Task requirements:
Return the records, each one exactly as written.

Data excerpts:
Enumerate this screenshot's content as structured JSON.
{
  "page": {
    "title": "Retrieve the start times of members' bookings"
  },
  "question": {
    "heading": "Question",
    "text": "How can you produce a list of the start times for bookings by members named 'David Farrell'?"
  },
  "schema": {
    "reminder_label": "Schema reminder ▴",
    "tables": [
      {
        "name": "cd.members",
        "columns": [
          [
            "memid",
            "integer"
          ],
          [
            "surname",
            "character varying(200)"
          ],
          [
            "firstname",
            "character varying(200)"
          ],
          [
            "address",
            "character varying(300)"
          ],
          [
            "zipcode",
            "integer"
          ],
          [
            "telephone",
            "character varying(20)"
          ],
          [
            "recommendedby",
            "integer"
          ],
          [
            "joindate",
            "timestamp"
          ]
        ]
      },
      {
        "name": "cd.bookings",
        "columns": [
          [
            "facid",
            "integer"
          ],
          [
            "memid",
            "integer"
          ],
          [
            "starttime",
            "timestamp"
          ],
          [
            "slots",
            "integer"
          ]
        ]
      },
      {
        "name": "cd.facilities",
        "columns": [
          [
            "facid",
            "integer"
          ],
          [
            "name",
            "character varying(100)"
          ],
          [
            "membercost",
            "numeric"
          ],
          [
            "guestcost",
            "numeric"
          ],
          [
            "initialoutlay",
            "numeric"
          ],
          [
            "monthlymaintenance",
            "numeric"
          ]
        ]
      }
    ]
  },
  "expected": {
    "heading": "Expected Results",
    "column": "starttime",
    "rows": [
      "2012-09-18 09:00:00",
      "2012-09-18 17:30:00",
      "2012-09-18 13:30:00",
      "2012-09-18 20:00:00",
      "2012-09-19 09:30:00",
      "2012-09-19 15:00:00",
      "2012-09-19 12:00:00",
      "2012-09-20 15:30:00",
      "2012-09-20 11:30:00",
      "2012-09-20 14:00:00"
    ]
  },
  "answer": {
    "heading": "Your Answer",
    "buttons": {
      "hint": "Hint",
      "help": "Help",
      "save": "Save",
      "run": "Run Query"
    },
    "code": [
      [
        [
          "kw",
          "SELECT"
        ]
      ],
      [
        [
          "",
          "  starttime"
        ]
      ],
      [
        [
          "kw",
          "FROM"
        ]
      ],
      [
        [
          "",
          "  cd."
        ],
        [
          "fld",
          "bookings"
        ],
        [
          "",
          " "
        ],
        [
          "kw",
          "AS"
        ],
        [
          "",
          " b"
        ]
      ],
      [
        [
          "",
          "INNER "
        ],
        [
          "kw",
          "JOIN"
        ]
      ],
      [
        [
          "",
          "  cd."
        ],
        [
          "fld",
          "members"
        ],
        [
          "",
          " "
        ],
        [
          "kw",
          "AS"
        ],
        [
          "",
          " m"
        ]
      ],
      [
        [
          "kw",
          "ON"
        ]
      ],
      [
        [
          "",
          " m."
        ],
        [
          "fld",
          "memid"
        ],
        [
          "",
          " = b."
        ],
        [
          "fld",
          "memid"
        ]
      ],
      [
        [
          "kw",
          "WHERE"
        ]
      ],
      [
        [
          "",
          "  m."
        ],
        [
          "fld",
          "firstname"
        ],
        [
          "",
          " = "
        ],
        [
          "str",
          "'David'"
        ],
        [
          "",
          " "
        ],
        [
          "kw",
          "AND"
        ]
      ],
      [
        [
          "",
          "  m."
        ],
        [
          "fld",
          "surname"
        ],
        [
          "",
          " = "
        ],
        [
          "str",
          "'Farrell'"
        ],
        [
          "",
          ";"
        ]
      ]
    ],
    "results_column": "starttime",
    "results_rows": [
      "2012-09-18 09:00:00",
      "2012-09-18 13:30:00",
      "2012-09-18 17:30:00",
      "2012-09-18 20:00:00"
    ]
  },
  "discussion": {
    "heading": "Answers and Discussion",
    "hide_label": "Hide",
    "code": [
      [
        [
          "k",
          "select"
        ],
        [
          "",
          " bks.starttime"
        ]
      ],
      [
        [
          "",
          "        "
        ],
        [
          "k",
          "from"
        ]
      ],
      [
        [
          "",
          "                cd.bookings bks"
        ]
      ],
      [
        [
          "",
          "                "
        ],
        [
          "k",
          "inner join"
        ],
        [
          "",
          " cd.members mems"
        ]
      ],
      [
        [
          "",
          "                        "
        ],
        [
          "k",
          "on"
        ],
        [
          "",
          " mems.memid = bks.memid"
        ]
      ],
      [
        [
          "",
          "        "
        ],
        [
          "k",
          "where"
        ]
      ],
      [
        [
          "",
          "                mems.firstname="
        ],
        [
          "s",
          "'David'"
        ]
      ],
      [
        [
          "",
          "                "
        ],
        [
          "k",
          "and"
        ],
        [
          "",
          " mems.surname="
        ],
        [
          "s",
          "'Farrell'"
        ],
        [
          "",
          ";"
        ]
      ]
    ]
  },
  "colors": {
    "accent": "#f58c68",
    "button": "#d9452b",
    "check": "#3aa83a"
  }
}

Output:
Enumerate this screenshot's content as structured JSON.
{
  "page": {
    "title": "Retrieve the start times of members' bookings"
  },
  "question": {
    "heading": "Question",
    "text": "How can you produce a list of the start times for bookings by members named 'David Farrell'?"
  },
  "schema": {
    "reminder_label": "Schema reminder ▴",
    "tables": [
      {
        "name": "cd.members",
        "columns": [
          [
            "memid",
            "integer"
          ],
          [
            "surname",
            "character varying(200)"
          ],
          [
            "firstname",
            "character varying(200)"
          ],
          [
            "address",
            "character varying(300)"
          ],
          [
            "zipcode",
            "integer"
          ],
          [
            "telephone",
            "character varying(20)"
          ],
          [
            "recommendedby",
            "integer"
          ],
          [
            "joindate",
            "timestamp"
          ]
        ]
      },
      {
        "name": "cd.bookings",
        "columns": [
          [
            "facid",
            "integer"
          ],
          [
            "memid",
            "integer"
          ],
          [
            "starttime",
            "timestamp"
          ],
          [
            "slots",
            "integer"
          ]
        ]
      },
      {
        "name": "cd.facilities",
        "columns": [
          [
            "facid",
            "integer"
          ],
          [
            "name",
            "character varying(100)"
          ],
          [
            "membercost",
            "numeric"
          ],
          [
            "guestcost",
            "numeric"
          ],
          [
            "initialoutlay",
            "numeric"
          ],
          [
            "monthlymaintenance",
            "numeric"
          ]
        ]
      }
    ]
  },
  "expected": {
    "heading": "Expected Results",
    "column": "starttime",
    "rows": [
      "2012-09-18 09:00:00",
      "2012-09-18 17:30:00",
      "2012-09-18 13:30:00",
      "2012-09-18 20:00:00",
      "2012-09-19 09:30:00",
      "2012-09-19 15:00:00",
      "2012-09-19 12:00:00",
      "2012-09-20 15:30:00",
      "2012-09-20 11:30:00",
      "2012-09-20 14:00:00"
    ]
  },
  "answer": {
    "heading": "Your Answer",
    "buttons": {
      "hint": "Hint",
      "help": "Help",
      "save": "Save",
      "run": "Run Query"
    },
    "code": [
      [
        [
          "kw",
          "SELECT"
        ]
      ],
      [
        [
          "",
          "  starttime"
        ]
      ],
      [
        [
          "kw",
          "FROM"
        ]
      ],
      [
        [
          "",
          "  cd."
        ],
        [
          "fld",
          "bookings"
        ],
        [
          "",
          " "
        ],
        [
          "kw",
          "AS"
        ],
        [
          "",
          " b"
        ]
      ],
      [
        [
          "",
          "INNER "
        ],
        [
          "kw",
          "JOIN"
        ]
      ],
      [
        [
          "",
          "  cd."
        ],
        [
          "fld",
          "members"
        ],
        [
          "",
          " "
        ],
        [
          "kw",
          "AS"
        ],
        [
          "",
          " m"
        ]
      ],
      [
        [
          "kw",
          "ON"
        ]
      ],
      [
        [
          "",
          " m."
        ],
        [
          "fld",
          "memid"
        ],
        [
          "",
          " = b."
        ],
        [
          "fld",
          "memid"
        ]
      ],
      [
        [
          "kw",
          "WHERE"
        ]
      ],
      [
        [
          "",
          "  m."
        ],
        [
          "fld",
          "firstname"
        ],
        [
          "",
          " = "
        ],
        [
          "str",
          "'David'"
        ],
        [
          "",
          " "
        ],
        [
          "kw",
          "AND"
        ]
      ],
      [
        [
          "",
          "  m."
        ],
        [
          "fld",
          "surname"
        ],
        [
          "",
          " = "
        ],
        [
          "str",
          "'Farrell'"
        ],
        [
          "",
          ";"
        ]
      ]
    ],
    "results_column": "starttime",
    "results_rows": [
      "2012-09-18 09:00:00",
      "2012-09-18 13:30:00",
      "2012-09-18 17:30:00",
      "2012-09-18 20:00:00"
    ]
  },
  "discussion": {
    "heading": "Answers and Discussion",
    "hide_label": "Hide",
    "code": [
      [
        [
          "k",
          "select"
        ],
        [
          "",
          " bks.starttime"
        ]
      ],
      [
        [
          "",
          "        "
        ],
        [
          "k",
          "from"
        ]
      ],
      [
        [
          "",
          "                cd.bookings bks"
        ]
      ],
      [
        [
          "",
          "                "
        ],
        [
          "k",
          "inner join"
        ],
        [
          "",
          " cd.members mems"
        ]
      ],
      [
        [
          "",
          "                        "
        ],
        [
          "k",
          "on"
        ],
        [
          "",
          " mems.memid = bks.memid"
        ]
      ],
      [
        [
          "",
          "        "
        ],
        [
          "k",
          "where"
        ]
      ],
      [
        [
          "",
          "                mems.firstname="
        ],
        [
          "s",
          "'David'"
        ]
      ],
      [
        [
          "",
          "                "
        ],
        [
          "k",
          "and"
        ],
        [
          "",
          " mems.surname="
        ],
        [
          "s",
          "'Farrell'"
        ],
        [
          "",
          ";"
        ]
      ]
    ]
  },
  "colors": {
    "accent": "#f58c68",
    "button": "#d9452b",
    "check": "#3aa83a"
  }
}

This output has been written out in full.